NewsCovering Colorado


Immigration officials go to court to get Denver records

Posted at 4:29 PM, Feb 10, 2020
and last updated 2020-02-10 18:29:36-05

DENVER (AP) — U.S. immigration officials are asking a federal judge to force Denver to turn over information about four men accused of crimes who are subject to deportation after the city refused to comply with its order to do so.

In a continued escalation of the conflict between federal officials and so-called sanctuary cities, U.S. Immigration and Customs Enforcement filed a complaint in Denver federal court Thursday asking that a judge enforce administrative subpoenas it issued to the Denver’s sheriff department last month for information such as addresses, identification and arrest reports on the three Mexicans and a Honduran.

Accusing ICE of seeking the information for “political reasons,” Denver said it would not comply unless a judge determined that the orders were appropriate.

Denver officials declined to comment on the latest move by ICE on Monday, as did the U.S. Attorney’s Office for Colorado, which is representing ICE in court.

According to ICE, all four men have been deported multiple times. One of the men from Mexico was arrested in Denver for sexual assault, another for vehicular homicide and a third for child abuse and strangulation assault. The Honduran man was arrested on domestic violence charges.

Three of the men have been released from the jail, and one was still being held. Denver jail officials notified ICE before the three were released. But there was not enough time for ICE agents to get to the jail before they were freed, according to the ICE court filing.

In a letter last week explaining the city’s refusal to comply with the subpoenas, Chad Sublet, the attorney for Denver’s Department of Safety, said that ICE already had access to the state and federal database to which the city feeds information. He pointed out that ICE had already accessed biometric data like fingerprints about the men that the Denver jail had shared when the four men were booked.
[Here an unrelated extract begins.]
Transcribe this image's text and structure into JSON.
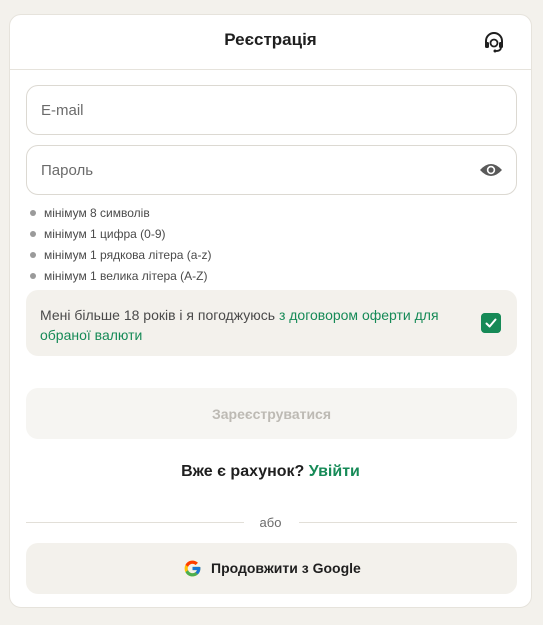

However, in its court filing, ICE said the database often does not have updated address information and only very basic information about criminal allegations.